▶ Website and app data records
────

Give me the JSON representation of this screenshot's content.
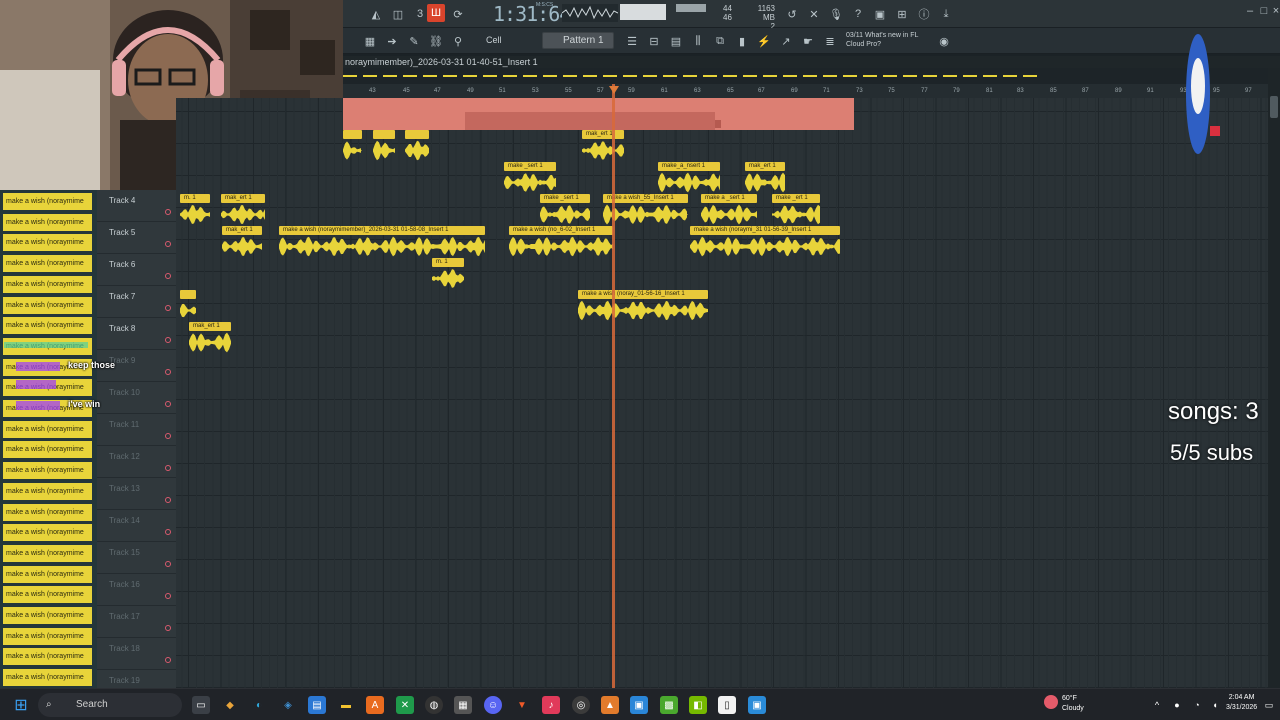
{
  "window": {
    "playlist_title": "noraymimember)_2026-03-31 01-40-51_Insert 1",
    "clock": "1:31:64",
    "clock_sub": "M:S:CS",
    "cpu_value": "44",
    "cpu_sub": "46",
    "memory": "1163 MB",
    "memory_sub": "2",
    "snap": "Cell",
    "pattern": "Pattern 1",
    "news_line1": "03/11  What's new in FL",
    "news_line2": "Cloud Pro?"
  },
  "ruler": [
    "43",
    "45",
    "47",
    "49",
    "51",
    "53",
    "55",
    "57",
    "59",
    "61",
    "63",
    "65",
    "67",
    "69",
    "71",
    "73",
    "75",
    "77",
    "79",
    "81",
    "83",
    "85",
    "87",
    "89",
    "91",
    "93",
    "95",
    "97"
  ],
  "tracks": [
    {
      "name": "Track 4",
      "empty": false
    },
    {
      "name": "Track 5",
      "empty": false
    },
    {
      "name": "Track 6",
      "empty": false
    },
    {
      "name": "Track 7",
      "empty": false
    },
    {
      "name": "Track 8",
      "empty": false
    },
    {
      "name": "Track 9",
      "empty": true
    },
    {
      "name": "Track 10",
      "empty": true
    },
    {
      "name": "Track 11",
      "empty": true
    },
    {
      "name": "Track 12",
      "empty": true
    },
    {
      "name": "Track 13",
      "empty": true
    },
    {
      "name": "Track 14",
      "empty": true
    },
    {
      "name": "Track 15",
      "empty": true
    },
    {
      "name": "Track 16",
      "empty": true
    },
    {
      "name": "Track 17",
      "empty": true
    },
    {
      "name": "Track 18",
      "empty": true
    },
    {
      "name": "Track 19",
      "empty": true
    }
  ],
  "clips": [
    {
      "label": "",
      "row": -2
    },
    {
      "label": "",
      "row": -2
    },
    {
      "label": "",
      "row": -2
    },
    {
      "label": "mak_ert 1",
      "row": -2
    },
    {
      "label": "make _sert 1",
      "row": -1
    },
    {
      "label": "make_a_nsert 1",
      "row": -1
    },
    {
      "label": "mak_ert 1",
      "row": -1
    },
    {
      "label": "m. 1",
      "row": 0
    },
    {
      "label": "mak_ert 1",
      "row": 0
    },
    {
      "label": "make _sert 1",
      "row": 0
    },
    {
      "label": "make a wish_55_Insert 1",
      "row": 0
    },
    {
      "label": "make a _sert 1",
      "row": 0
    },
    {
      "label": "make _ert 1",
      "row": 0
    },
    {
      "label": "mak_ert 1",
      "row": 1
    },
    {
      "label": "make a wish (noraymimember)_2026-03-31 01-58-08_Insert 1",
      "row": 1
    },
    {
      "label": "make a wish (no_6-02_Insert 1",
      "row": 1
    },
    {
      "label": "make a wish (noraymi_31 01-56-39_Insert 1",
      "row": 1
    },
    {
      "label": "m. 1",
      "row": 2
    },
    {
      "label": "",
      "row": 3
    },
    {
      "label": "make a wish (noray_01-56-16_Insert 1",
      "row": 3
    },
    {
      "label": "mak_ert 1",
      "row": 4
    }
  ],
  "browser_item": "make a wish (noraymime",
  "chat": [
    {
      "user": "",
      "text": "keep those"
    },
    {
      "user": "",
      "text": "i've win"
    }
  ],
  "overlay": {
    "songs": "songs: 3",
    "subs": "5/5 subs"
  },
  "taskbar": {
    "search": "Search",
    "weather_temp": "60°F",
    "weather_desc": "Cloudy",
    "time": "2:04 AM",
    "date": "3/31/2026"
  }
}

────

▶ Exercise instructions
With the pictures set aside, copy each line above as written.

▶ Response box
Give me the JSON representation of this screenshot's content.
{
  "window": {
    "playlist_title": "noraymimember)_2026-03-31 01-40-51_Insert 1",
    "clock": "1:31:64",
    "clock_sub": "M:S:CS",
    "cpu_value": "44",
    "cpu_sub": "46",
    "memory": "1163 MB",
    "memory_sub": "2",
    "snap": "Cell",
    "pattern": "Pattern 1",
    "news_line1": "03/11  What's new in FL",
    "news_line2": "Cloud Pro?"
  },
  "ruler": [
    "43",
    "45",
    "47",
    "49",
    "51",
    "53",
    "55",
    "57",
    "59",
    "61",
    "63",
    "65",
    "67",
    "69",
    "71",
    "73",
    "75",
    "77",
    "79",
    "81",
    "83",
    "85",
    "87",
    "89",
    "91",
    "93",
    "95",
    "97"
  ],
  "tracks": [
    {
      "name": "Track 4",
      "empty": false
    },
    {
      "name": "Track 5",
      "empty": false
    },
    {
      "name": "Track 6",
      "empty": false
    },
    {
      "name": "Track 7",
      "empty": false
    },
    {
      "name": "Track 8",
      "empty": false
    },
    {
      "name": "Track 9",
      "empty": true
    },
    {
      "name": "Track 10",
      "empty": true
    },
    {
      "name": "Track 11",
      "empty": true
    },
    {
      "name": "Track 12",
      "empty": true
    },
    {
      "name": "Track 13",
      "empty": true
    },
    {
      "name": "Track 14",
      "empty": true
    },
    {
      "name": "Track 15",
      "empty": true
    },
    {
      "name": "Track 16",
      "empty": true
    },
    {
      "name": "Track 17",
      "empty": true
    },
    {
      "name": "Track 18",
      "empty": true
    },
    {
      "name": "Track 19",
      "empty": true
    }
  ],
  "clips": [
    {
      "label": "",
      "row": -2
    },
    {
      "label": "",
      "row": -2
    },
    {
      "label": "",
      "row": -2
    },
    {
      "label": "mak_ert 1",
      "row": -2
    },
    {
      "label": "make _sert 1",
      "row": -1
    },
    {
      "label": "make_a_nsert 1",
      "row": -1
    },
    {
      "label": "mak_ert 1",
      "row": -1
    },
    {
      "label": "m. 1",
      "row": 0
    },
    {
      "label": "mak_ert 1",
      "row": 0
    },
    {
      "label": "make _sert 1",
      "row": 0
    },
    {
      "label": "make a wish_55_Insert 1",
      "row": 0
    },
    {
      "label": "make a _sert 1",
      "row": 0
    },
    {
      "label": "make _ert 1",
      "row": 0
    },
    {
      "label": "mak_ert 1",
      "row": 1
    },
    {
      "label": "make a wish (noraymimember)_2026-03-31 01-58-08_Insert 1",
      "row": 1
    },
    {
      "label": "make a wish (no_6-02_Insert 1",
      "row": 1
    },
    {
      "label": "make a wish (noraymi_31 01-56-39_Insert 1",
      "row": 1
    },
    {
      "label": "m. 1",
      "row": 2
    },
    {
      "label": "",
      "row": 3
    },
    {
      "label": "make a wish (noray_01-56-16_Insert 1",
      "row": 3
    },
    {
      "label": "mak_ert 1",
      "row": 4
    }
  ],
  "browser_item": "make a wish (noraymime",
  "chat": [
    {
      "user": "",
      "text": "keep those"
    },
    {
      "user": "",
      "text": "i've win"
    }
  ],
  "overlay": {
    "songs": "songs: 3",
    "subs": "5/5 subs"
  },
  "taskbar": {
    "search": "Search",
    "weather_temp": "60°F",
    "weather_desc": "Cloudy",
    "time": "2:04 AM",
    "date": "3/31/2026"
  }
}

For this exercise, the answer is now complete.